the arrest was unlawful on at least three grounds, but the list of abnormalities in the case seems to keep growing.
That's because the actions of Deputy Chris Blevins in "effectuating" my arrest so clearly fall outside the boundaries of the law. Blevins' unlawful actions fall into at least four categories: (1) His failure to state his purpose for being at our home; (2) His failure to state his mission before entering our home; (3) His use of excessive force, as defined by law; (4) His use of pepper spray in a situation where the law does not support it.
Let's examine each of these issues closely:
(1) Failure to state his purpose--Under Alabama law, an officer making an arrest must give notice of his authority. From Code of Alabama 15-10-2: "An officer may execute a warrant of arrest on any day and at any time; but in doing so, he must inform the defendant of his authority and, if required, must show the warrant."
In other words, an officer must tell you why he is in your presence, he must describe his purpose for being there. We've already established that Blevins did not show a warrant, but perhaps more importantly for our purposes now, he never stated that he was at our home to arrest me--until after he had already knocked me to a concrete floor three times and directed pepper spray into my face.
That makes the arrest unlawful, especially when you consider that it took place inside our home. That takes us to item No. 2.
(2) Failure to state his mission before entering our home--Both statutory law and case law in Alabama show that an officer has important responsibilities before entering a home. To quote further from Code of Alabama 15-10-2: "If [an officer] is refused admittance, after notice of his authority and purpose, he may break an outer or inner door or window of a dwelling house, in order to make the arrest."

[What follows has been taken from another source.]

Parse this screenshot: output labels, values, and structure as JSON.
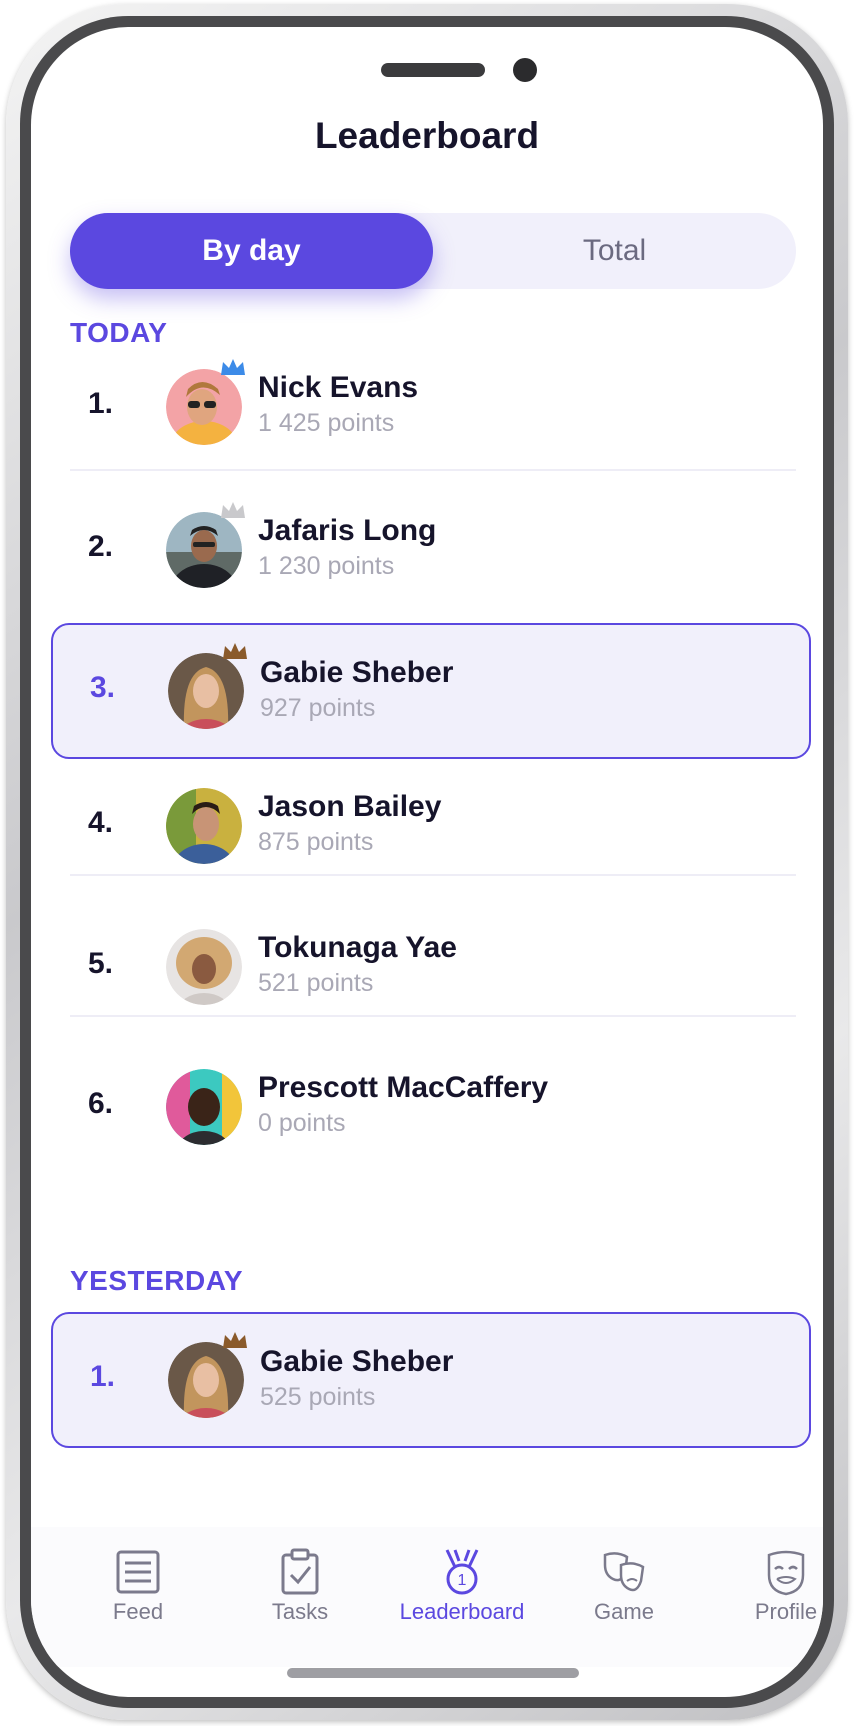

Blevins was refused admittance to our home--I told him to get out of our garage--but he had given no "notice of his authority and purpose" for being there. A videotape of the arrest shows Blevins walking into our home without stating why he is there. Under Alabama statute, this is unlawful.

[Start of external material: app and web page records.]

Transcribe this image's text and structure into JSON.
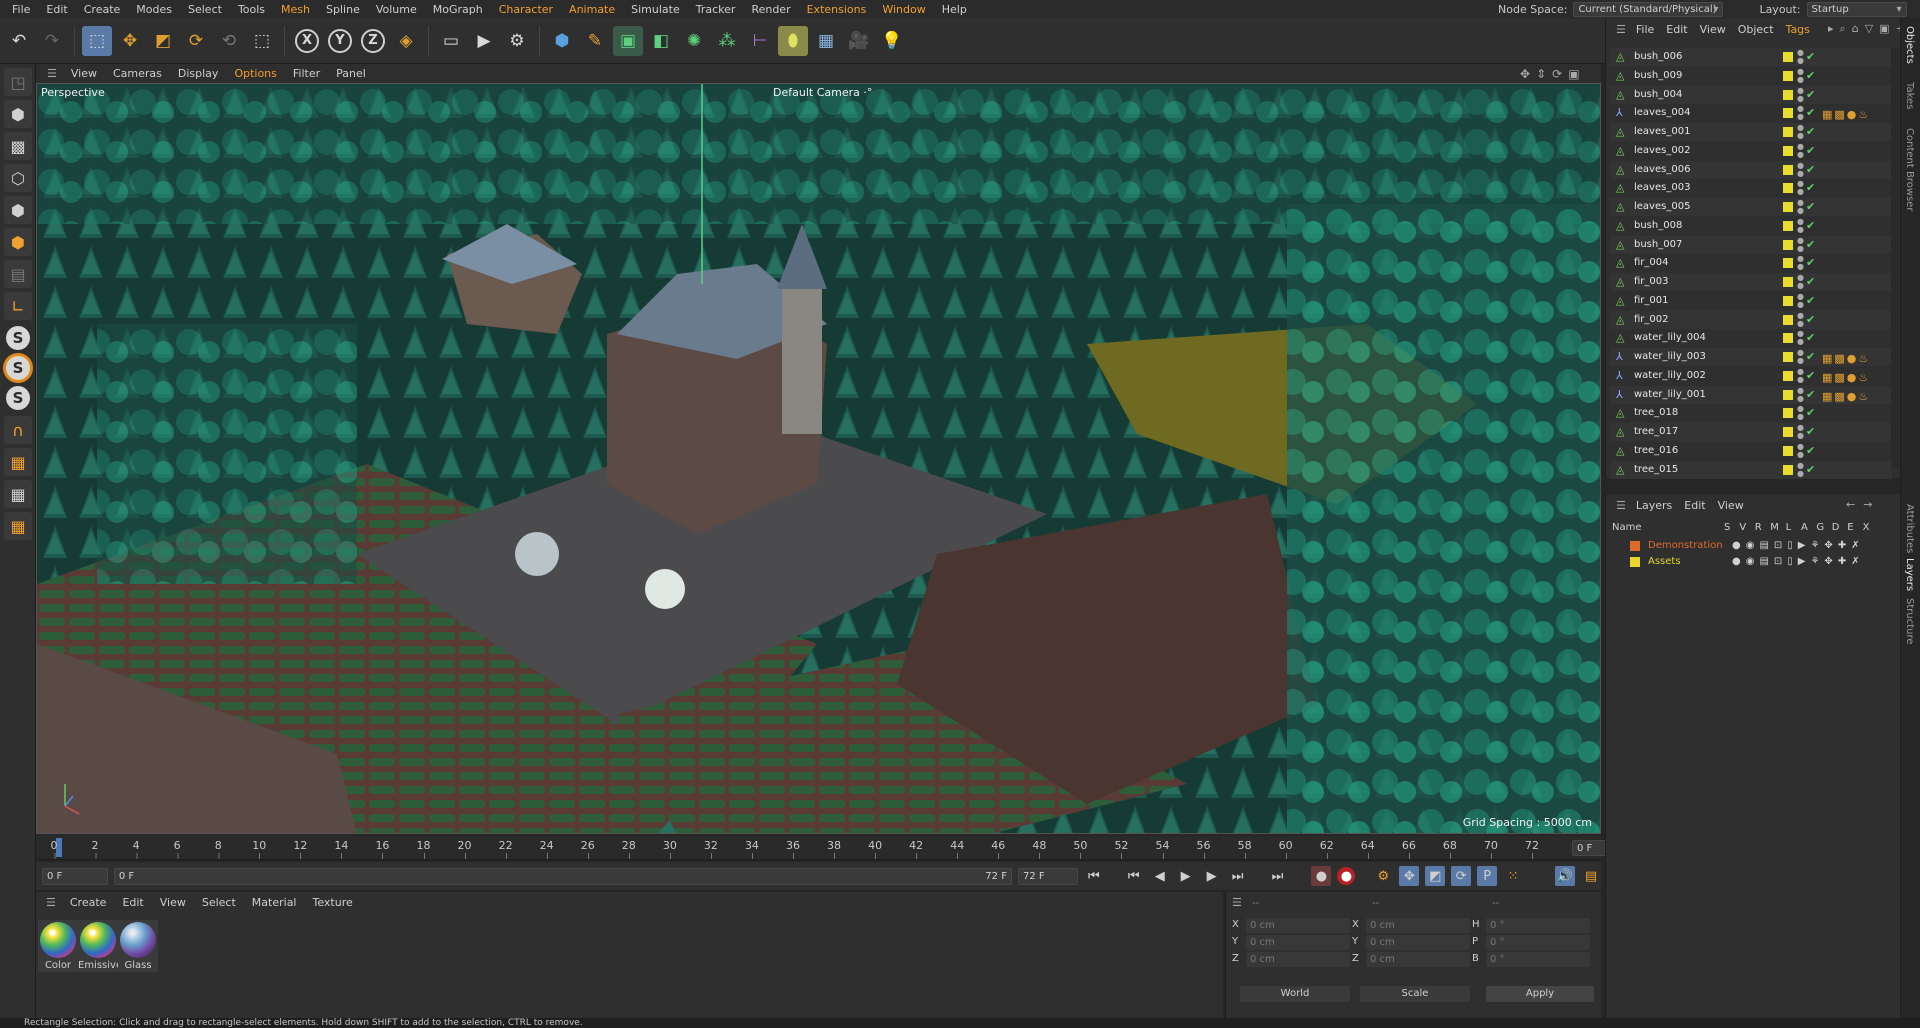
{
  "menu": [
    "File",
    "Edit",
    "Create",
    "Modes",
    "Select",
    "Tools",
    "Mesh",
    "Spline",
    "Volume",
    "MoGraph",
    "Character",
    "Animate",
    "Simulate",
    "Tracker",
    "Render",
    "Extensions",
    "Window",
    "Help"
  ],
  "highlight_menu": [
    "Mesh",
    "Character",
    "Animate",
    "Extensions",
    "Window"
  ],
  "node_space": {
    "label": "Node Space:",
    "value": "Current (Standard/Physical)"
  },
  "layout": {
    "label": "Layout:",
    "value": "Startup"
  },
  "viewport": {
    "menu": [
      "View",
      "Cameras",
      "Display",
      "Options",
      "Filter",
      "Panel"
    ],
    "highlight": "Options",
    "label": "Perspective",
    "camera": "Default Camera ·°",
    "grid": "Grid Spacing : 5000 cm"
  },
  "timeline": {
    "ticks": [
      "0",
      "2",
      "4",
      "6",
      "8",
      "10",
      "12",
      "14",
      "16",
      "18",
      "20",
      "22",
      "24",
      "26",
      "28",
      "30",
      "32",
      "34",
      "36",
      "38",
      "40",
      "42",
      "44",
      "46",
      "48",
      "50",
      "52",
      "54",
      "56",
      "58",
      "60",
      "62",
      "64",
      "66",
      "68",
      "70",
      "72"
    ],
    "current": "0 F"
  },
  "range": {
    "start": "0 F",
    "range_start": "0 F",
    "range_end": "72 F",
    "end": "72 F"
  },
  "material": {
    "menu": [
      "Create",
      "Edit",
      "View",
      "Select",
      "Material",
      "Texture"
    ],
    "items": [
      {
        "name": "Color"
      },
      {
        "name": "Emissive"
      },
      {
        "name": "Glass"
      }
    ]
  },
  "coords": {
    "headers": [
      "--",
      "--",
      "--"
    ],
    "rows": [
      {
        "a": "X",
        "av": "0 cm",
        "b": "X",
        "bv": "0 cm",
        "c": "H",
        "cv": "0 °"
      },
      {
        "a": "Y",
        "av": "0 cm",
        "b": "Y",
        "bv": "0 cm",
        "c": "P",
        "cv": "0 °"
      },
      {
        "a": "Z",
        "av": "0 cm",
        "b": "Z",
        "bv": "0 cm",
        "c": "B",
        "cv": "0 °"
      }
    ],
    "world": "World",
    "scale": "Scale",
    "apply": "Apply"
  },
  "objects": {
    "menu": [
      "File",
      "Edit",
      "View",
      "Object",
      "Tags"
    ],
    "highlight": "Tags",
    "items": [
      {
        "name": "bush_006",
        "kind": "green",
        "tags": ""
      },
      {
        "name": "bush_009",
        "kind": "green",
        "tags": ""
      },
      {
        "name": "bush_004",
        "kind": "green",
        "tags": ""
      },
      {
        "name": "leaves_004",
        "kind": "blue",
        "tags": "▦▩●♨"
      },
      {
        "name": "leaves_001",
        "kind": "green",
        "tags": ""
      },
      {
        "name": "leaves_002",
        "kind": "green",
        "tags": ""
      },
      {
        "name": "leaves_006",
        "kind": "green",
        "tags": ""
      },
      {
        "name": "leaves_003",
        "kind": "green",
        "tags": ""
      },
      {
        "name": "leaves_005",
        "kind": "green",
        "tags": ""
      },
      {
        "name": "bush_008",
        "kind": "green",
        "tags": ""
      },
      {
        "name": "bush_007",
        "kind": "green",
        "tags": ""
      },
      {
        "name": "fir_004",
        "kind": "green",
        "tags": ""
      },
      {
        "name": "fir_003",
        "kind": "green",
        "tags": ""
      },
      {
        "name": "fir_001",
        "kind": "green",
        "tags": ""
      },
      {
        "name": "fir_002",
        "kind": "green",
        "tags": ""
      },
      {
        "name": "water_lily_004",
        "kind": "green",
        "tags": ""
      },
      {
        "name": "water_lily_003",
        "kind": "blue",
        "tags": "▦▩●♨"
      },
      {
        "name": "water_lily_002",
        "kind": "blue",
        "tags": "▦▩●♨"
      },
      {
        "name": "water_lily_001",
        "kind": "blue",
        "tags": "▦▩●♨"
      },
      {
        "name": "tree_018",
        "kind": "green",
        "tags": ""
      },
      {
        "name": "tree_017",
        "kind": "green",
        "tags": ""
      },
      {
        "name": "tree_016",
        "kind": "green",
        "tags": ""
      },
      {
        "name": "tree_015",
        "kind": "green",
        "tags": ""
      }
    ]
  },
  "layers": {
    "menu": [
      "Layers",
      "Edit",
      "View"
    ],
    "columns": [
      "Name",
      "S",
      "V",
      "R",
      "M",
      "L",
      "A",
      "G",
      "D",
      "E",
      "X"
    ],
    "items": [
      {
        "name": "Demonstration",
        "color": "#e06a2a"
      },
      {
        "name": "Assets",
        "color": "#e6d62e"
      }
    ]
  },
  "side_tabs": [
    "Objects",
    "Takes",
    "Content Browser",
    "Attributes",
    "Layers",
    "Structure"
  ],
  "status": "Rectangle Selection: Click and drag to rectangle-select elements. Hold down SHIFT to add to the selection, CTRL to remove."
}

Case law, in the form of Livingston v. Browder, 285 So. 2d 923 (Ala. Civ. App., 1973), provides additional insight on this point:
Importantly, in most circumstances, a person must make known his purpose and demand admittance before breaking into and entering the house of another to make an arrest. 5 Am.Jur.2d Arrest § 93. Mr. Justice Bouldin, in Gray v. Williams, 230 927*927 Ala. 14, 18, 160 So. 715, 718, spoke to this point when he stated:

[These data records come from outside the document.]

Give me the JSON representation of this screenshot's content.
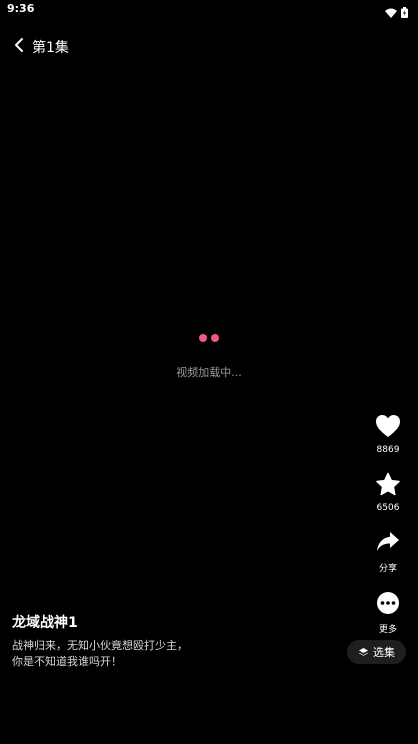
{
  "status_bar": {
    "time": "9:36",
    "icons": [
      "wifi-icon",
      "battery-icon"
    ]
  },
  "header": {
    "back_icon": "chevron-left-icon",
    "episode_title": "第1集"
  },
  "player": {
    "loading_text": "视频加载中...",
    "accent_color": "#f25a84"
  },
  "actions": {
    "like": {
      "icon": "heart-icon",
      "count": "8869"
    },
    "favorite": {
      "icon": "star-icon",
      "count": "6506"
    },
    "share": {
      "icon": "share-icon",
      "label": "分享"
    },
    "more": {
      "icon": "more-icon",
      "label": "更多"
    }
  },
  "drama": {
    "title": "龙域战神1",
    "description": "战神归来，无知小伙竟想殴打少主，\n你是不知道我谁吗开！"
  },
  "episodes_button": {
    "icon": "layers-icon",
    "label": "选集"
  }
}
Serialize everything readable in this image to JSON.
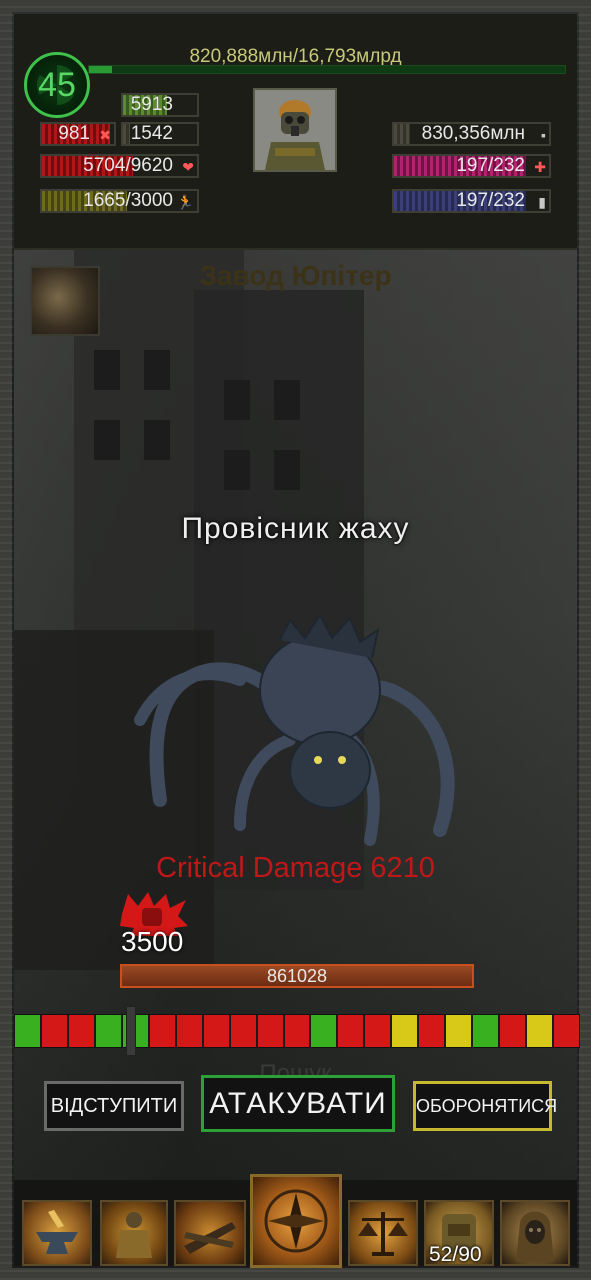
{
  "hud": {
    "level": "45",
    "xp_text": "820,888млн/16,793млрд",
    "xp_fraction": 0.049,
    "stats_left": [
      {
        "key": "stat-5913",
        "value": "5913",
        "color": "stripe-green",
        "icon": "",
        "fill": 0.6
      },
      {
        "key": "stat-981",
        "value": "981",
        "color": "stripe-red",
        "icon": "✖",
        "fill": 0.95
      },
      {
        "key": "stat-1542",
        "value": "1542",
        "color": "stripe-gray",
        "icon": "",
        "fill": 0.1
      },
      {
        "key": "health",
        "value": "5704/9620",
        "color": "stripe-red",
        "icon": "❤",
        "fill": 0.59
      },
      {
        "key": "stamina",
        "value": "1665/3000",
        "color": "stripe-olive",
        "icon": "🏃",
        "fill": 0.55
      }
    ],
    "stats_right": [
      {
        "key": "money",
        "value": "830,356млн",
        "color": "stripe-gray",
        "icon": "▪",
        "fill": 0.1
      },
      {
        "key": "radiation",
        "value": "197/232",
        "color": "stripe-magenta",
        "icon": "✚",
        "fill": 0.85
      },
      {
        "key": "ammo",
        "value": "197/232",
        "color": "stripe-blue",
        "icon": "▮",
        "fill": 0.85
      }
    ]
  },
  "location": {
    "name": "Завод Юпітер"
  },
  "enemy": {
    "name": "Провісник жаху",
    "critical_text": "Critical Damage 6210",
    "damage": "3500",
    "hp": "861028",
    "hp_fraction": 1.0
  },
  "timing_bar": {
    "segments": [
      "green",
      "red",
      "red",
      "green",
      "green",
      "red",
      "red",
      "red",
      "red",
      "red",
      "red",
      "green",
      "red",
      "red",
      "yellow",
      "red",
      "yellow",
      "green",
      "red",
      "yellow",
      "red"
    ],
    "colors": {
      "green": "#38b020",
      "red": "#d41818",
      "yellow": "#d8c818"
    }
  },
  "ghost_text": "Пошук",
  "actions": {
    "retreat": "ВІДСТУПИТИ",
    "attack": "АТАКУВАТИ",
    "defend": "ОБОРОНЯТИСЯ"
  },
  "nav": {
    "items": [
      {
        "name": "nav-anvil-icon"
      },
      {
        "name": "nav-armor-icon"
      },
      {
        "name": "nav-weapons-icon"
      },
      {
        "name": "nav-compass-icon"
      },
      {
        "name": "nav-scales-icon"
      },
      {
        "name": "nav-backpack-icon"
      },
      {
        "name": "nav-stalker-icon"
      }
    ],
    "inventory_count": "52/90"
  }
}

"In entering the dwelling of a third person, especially at night, the officer is under duty to apprise the head of the family of his mission and authority. No particular words are necessary, but, coming in the name of the law, he should make known such fact."
The arrest videotape shows that Blevins failed to fulfill his duty before entering our home, and that is one more ground for making my arrest unlawful.
(3) Use of excessive force, as defined by law--When an arrest is unlawful--as this one was on almost a half dozen grounds--a law-enforcement officer is not authorized to use force. As stated in Jackson v. Sauls, 206 F. 3d 1156 (11th Circ., 2000):
" . . . if a stop or arrest is illegal, then there is no basis for any threat or any use of force, and an excessive force claim would always arise but only collaterally from the illegal stop or arrest claim."
As we've shown, Blevins' actions were illegal from the moment he stepped into our garage without stating his purpose for being there. Under Jackson, all of the force that Blevins subsequently used was unlawful.
Vinyard v. Wilson, 311 F. 3d 1340 (11th Circ., 2002). The court in Vinyard borrowed heavily from two major excessive-force cases: Graham v. Connor, 490 U.S. 386 (1989) and Lee v. Ferraro, 284 F. 3d 1188 (11th Circ., 2002).
From the Vinyard ruling:
As this Court also recently explained in Lee, "Graham dictates unambiguously that the force used by a police officer in carrying out an arrest must be reasonably proportionate to the need for that force, which is measured by the severity of the crime, the danger to the officer, and the risk of flight. . . ."
Courts have consistently concluded that using pepper spray is excessive force in cases where the crime is a minor infraction, the arrestee surrenders, is secured, and is not acting violently, and there is no threat to the officers or anyone else.
In my case, there was no crime at all, severe or otherwise. I was being arrested for alleged contempt of court in a civil matter--one where I could not lawfully be subjected to a contempt finding. By Blevins' own words in his incident report, he was the one acting violently, throwing me through boxes (twice) and up against a sturdy, metal dog pen. By Blevins' own account, all I did was put my arms in front of my face to protect myself from his blows. When finally informed that I was under arrest, I was lying on the floor of my own garage--with the doors closed--so it seems clear I was not a flight risk. (See incident report at the end of this post.)
Reporting on my story has focused largely on clear violations of the First Amendment. In my view, however, the story goes way beyond that. Discussions of the First Amendment tend to be nuanced and theoretical. But there was nothing nuanced about Chris Blevins' actions in our garage--or about the five months I spent in jail.
Police abuse has been one of the leading stories in the United States over the past eight to 10 months; my story is just one more example of it. I managed to live through it, but the closer you look at the details, the uglier it gets.